### What to do
Across these entries, work out how many lines carry the string "IFPA", and give only that number.

== Extracted material

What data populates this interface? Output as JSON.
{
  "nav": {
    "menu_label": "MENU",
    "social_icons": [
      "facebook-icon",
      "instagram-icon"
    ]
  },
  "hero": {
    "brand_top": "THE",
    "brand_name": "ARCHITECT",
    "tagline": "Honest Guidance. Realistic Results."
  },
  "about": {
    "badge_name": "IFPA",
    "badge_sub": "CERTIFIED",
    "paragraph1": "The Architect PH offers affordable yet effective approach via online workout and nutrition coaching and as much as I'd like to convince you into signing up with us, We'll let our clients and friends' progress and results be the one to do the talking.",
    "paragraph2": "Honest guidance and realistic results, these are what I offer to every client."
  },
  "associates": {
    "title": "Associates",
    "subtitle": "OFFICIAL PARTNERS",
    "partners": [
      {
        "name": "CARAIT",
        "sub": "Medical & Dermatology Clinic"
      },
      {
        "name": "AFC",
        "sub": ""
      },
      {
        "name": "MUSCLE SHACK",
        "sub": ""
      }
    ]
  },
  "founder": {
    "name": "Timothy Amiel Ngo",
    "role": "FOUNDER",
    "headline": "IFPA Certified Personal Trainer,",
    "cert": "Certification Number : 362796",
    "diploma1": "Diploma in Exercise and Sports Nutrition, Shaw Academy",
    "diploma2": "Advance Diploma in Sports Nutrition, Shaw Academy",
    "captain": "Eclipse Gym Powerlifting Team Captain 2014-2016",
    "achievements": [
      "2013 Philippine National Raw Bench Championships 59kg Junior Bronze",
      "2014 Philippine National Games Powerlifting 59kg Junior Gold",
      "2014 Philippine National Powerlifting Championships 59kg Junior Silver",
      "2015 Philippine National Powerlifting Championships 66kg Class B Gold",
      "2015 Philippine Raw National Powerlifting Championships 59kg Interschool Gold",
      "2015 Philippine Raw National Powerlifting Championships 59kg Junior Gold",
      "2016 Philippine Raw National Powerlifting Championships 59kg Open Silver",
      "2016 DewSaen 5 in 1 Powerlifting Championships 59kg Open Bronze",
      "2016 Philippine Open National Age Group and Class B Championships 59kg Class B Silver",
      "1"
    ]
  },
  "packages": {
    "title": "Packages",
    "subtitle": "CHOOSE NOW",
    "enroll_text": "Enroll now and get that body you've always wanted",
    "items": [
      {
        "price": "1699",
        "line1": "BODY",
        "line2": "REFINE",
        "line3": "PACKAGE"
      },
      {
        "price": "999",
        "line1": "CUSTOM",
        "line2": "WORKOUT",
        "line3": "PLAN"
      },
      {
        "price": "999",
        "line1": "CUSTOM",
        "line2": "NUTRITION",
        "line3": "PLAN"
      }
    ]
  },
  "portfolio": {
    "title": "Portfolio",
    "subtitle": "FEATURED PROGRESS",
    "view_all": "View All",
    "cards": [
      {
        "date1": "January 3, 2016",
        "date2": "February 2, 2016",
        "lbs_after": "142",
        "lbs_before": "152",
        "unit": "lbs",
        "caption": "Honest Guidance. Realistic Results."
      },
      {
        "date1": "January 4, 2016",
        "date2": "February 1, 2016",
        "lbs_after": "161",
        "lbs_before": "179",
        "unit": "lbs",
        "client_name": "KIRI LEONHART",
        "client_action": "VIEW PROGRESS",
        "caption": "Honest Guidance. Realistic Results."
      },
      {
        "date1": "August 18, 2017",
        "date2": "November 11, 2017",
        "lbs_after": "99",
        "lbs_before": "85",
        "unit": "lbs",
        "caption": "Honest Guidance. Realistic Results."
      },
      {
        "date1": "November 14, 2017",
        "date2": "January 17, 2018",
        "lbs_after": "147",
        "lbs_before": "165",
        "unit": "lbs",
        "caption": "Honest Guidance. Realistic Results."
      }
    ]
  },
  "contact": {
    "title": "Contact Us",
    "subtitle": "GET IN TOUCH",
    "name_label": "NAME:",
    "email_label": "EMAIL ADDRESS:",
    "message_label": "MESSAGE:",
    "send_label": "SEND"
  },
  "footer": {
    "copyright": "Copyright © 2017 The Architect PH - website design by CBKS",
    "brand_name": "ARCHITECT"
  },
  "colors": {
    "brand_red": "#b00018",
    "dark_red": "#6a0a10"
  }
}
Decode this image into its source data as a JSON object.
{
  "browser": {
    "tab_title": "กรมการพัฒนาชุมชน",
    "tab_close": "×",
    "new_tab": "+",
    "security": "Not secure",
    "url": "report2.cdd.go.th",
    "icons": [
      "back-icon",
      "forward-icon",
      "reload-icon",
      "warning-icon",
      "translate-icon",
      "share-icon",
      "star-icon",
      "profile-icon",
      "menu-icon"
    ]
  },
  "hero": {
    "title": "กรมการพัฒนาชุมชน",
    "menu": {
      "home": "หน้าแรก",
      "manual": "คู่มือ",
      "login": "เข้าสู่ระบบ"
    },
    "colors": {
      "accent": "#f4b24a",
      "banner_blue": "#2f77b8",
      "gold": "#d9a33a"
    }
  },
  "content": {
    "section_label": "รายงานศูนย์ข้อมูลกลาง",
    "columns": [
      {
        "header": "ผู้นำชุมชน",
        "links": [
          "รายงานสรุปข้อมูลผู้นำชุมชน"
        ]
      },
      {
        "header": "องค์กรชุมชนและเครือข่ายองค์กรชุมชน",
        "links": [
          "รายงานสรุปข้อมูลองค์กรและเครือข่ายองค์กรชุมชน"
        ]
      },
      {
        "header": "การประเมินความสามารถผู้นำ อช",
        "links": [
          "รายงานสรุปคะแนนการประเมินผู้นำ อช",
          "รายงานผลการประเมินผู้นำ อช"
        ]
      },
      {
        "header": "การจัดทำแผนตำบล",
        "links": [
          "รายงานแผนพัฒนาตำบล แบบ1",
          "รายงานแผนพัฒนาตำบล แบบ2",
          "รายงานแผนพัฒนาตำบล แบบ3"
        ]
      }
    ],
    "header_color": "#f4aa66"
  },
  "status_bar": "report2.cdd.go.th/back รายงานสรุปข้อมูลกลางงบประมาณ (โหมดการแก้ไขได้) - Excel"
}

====

### Worked solution
2